Through her willingness to share her experience with death, Wentworth has provided a meaningful look at life — its joys, its pains, and its inevitable destination. She not only demonstrated remarkable strength and grace through the ungraceful thievery of terminal cancer, she and her loved ones also showed great generosity in allowing a reporter to chronicle her experience as one of the first people to receive a prescription under Maine’s 2019 death with dignity law, and to share that experience with the rest of us.
Caitlin Andrews, a former BDN and Maine Monitor reporter now with Maine Public, spent over two years following Wentworth’s journey and the decision to end her life.
“Wentworth did not know choosing to live would bring crushing loss and deep joy,” Andrews wrote in the recent profile. “But she always knew two things: She would never be hospitalized again, and she would not suffer in her death.”
The story is both beautiful and brutal all at once. It details the years of health challenges that Wentworth faced, and the undignified way cancer robbed her of so many things she loved (“A lot of indignities for a classy lady,” her longtime partner said). It covers her detailed planning, her deep and complex spirituality, her work at a domestic violence resource center. It explains how she beat an earlier prognosis by over three years and lived to meet her grandson.

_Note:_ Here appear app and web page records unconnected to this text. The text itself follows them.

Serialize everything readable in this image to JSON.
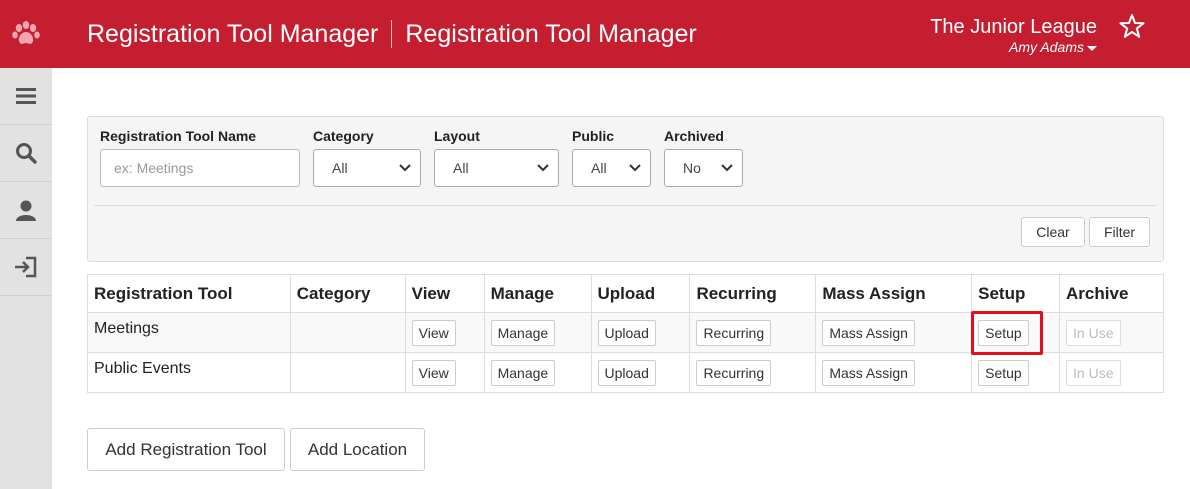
{
  "header": {
    "title": "Registration Tool Manager",
    "subtitle": "Registration Tool Manager",
    "org_name": "The Junior League",
    "user_name": "Amy Adams",
    "brand_color": "#c41e30"
  },
  "sidebar": {
    "items": [
      {
        "icon": "menu-icon"
      },
      {
        "icon": "search-icon"
      },
      {
        "icon": "user-icon"
      },
      {
        "icon": "logout-icon"
      }
    ]
  },
  "filters": {
    "name_label": "Registration Tool Name",
    "name_placeholder": "ex: Meetings",
    "category_label": "Category",
    "category_value": "All",
    "layout_label": "Layout",
    "layout_value": "All",
    "public_label": "Public",
    "public_value": "All",
    "archived_label": "Archived",
    "archived_value": "No",
    "clear_label": "Clear",
    "filter_label": "Filter"
  },
  "table": {
    "headers": [
      "Registration Tool",
      "Category",
      "View",
      "Manage",
      "Upload",
      "Recurring",
      "Mass Assign",
      "Setup",
      "Archive"
    ],
    "rows": [
      {
        "name": "Meetings",
        "category": "",
        "view": "View",
        "manage": "Manage",
        "upload": "Upload",
        "recurring": "Recurring",
        "mass_assign": "Mass Assign",
        "setup": "Setup",
        "archive": "In Use"
      },
      {
        "name": "Public Events",
        "category": "",
        "view": "View",
        "manage": "Manage",
        "upload": "Upload",
        "recurring": "Recurring",
        "mass_assign": "Mass Assign",
        "setup": "Setup",
        "archive": "In Use"
      }
    ]
  },
  "actions": {
    "add_tool_label": "Add Registration Tool",
    "add_location_label": "Add Location"
  }
}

Photos from BDN photojournalist Troy Bennett and others provided by family offer glimpses into Wentworth’s life and end-of-life decision. From the unpleasant surgery scars to the radiant smiles of Wentworth and her grandson together, these images capture the pain and joy that surrounded this years-long process.

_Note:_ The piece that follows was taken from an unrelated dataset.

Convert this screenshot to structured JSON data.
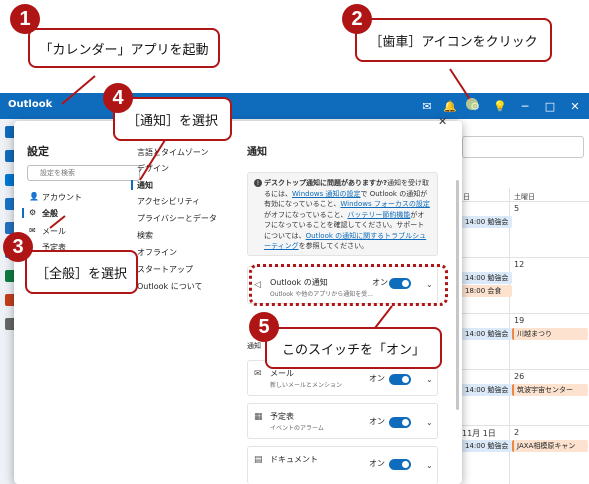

Wentworth’s careful planning is a consistent theme throughout.
“A plan was detailed in a small green notebook she kept next to a lamp in her South Portland home. It was easy to reach in case the appendix cancer that stole Wentworth’s strength, appetite and many of her organs for over a decade made a final play for her life,” Andrews explained at the beginning of the story. “The book had her do-not-resuscitate directive, plus phone numbers for the funeral home and burial grounds that would take care of her. It was meticulous, like its owner.”
It is unrealistic to think we could all be as meticulous, or as brave, as Wentworth. But we can emulate her preparedness by confronting the unfortunate fact that we too will die at some point, and it is important to have a plan. Unpleasant truths are still truths and we do ourselves no favors pretending otherwise.
It is never too soon to plan and make decisions about wills, do-not-resuscitate orders, organ donation, burial wishes and other end-of-life planning considerations. Hopefully they won’t be needed for a long time, and many of us will not be confronted with the advanced knowledge of death as Wentworth was, but the planning can still make a big difference — particularly for the loved ones left behind.
This chronicle of Wentworth’s own difficult decision also shows that Maine lawmakers and Gov. Janet Mills made the right decision in 2019 when they enacted Maine’s death with dignity law, which nearly 100 people have now used to access a life-ending combination of prescription drugs. According to a document from the Maine Department of Health and Human Services, this option is available to people “who are suffering from an incurable and irreversible disease that would, within reasonable medical judgment, result in death within six months.” The patient must be competent and able to both understand and communicate their decision.
Our lives are precious, and best defined by what we can do for others. But our lives are also our own, and as Karen Wentworth’s story shows, it is right that Maine people are now empowered to make a decision about how to end them when facing a terminal diagnosis. In life and in death, may we all have her grace, courage and kindness.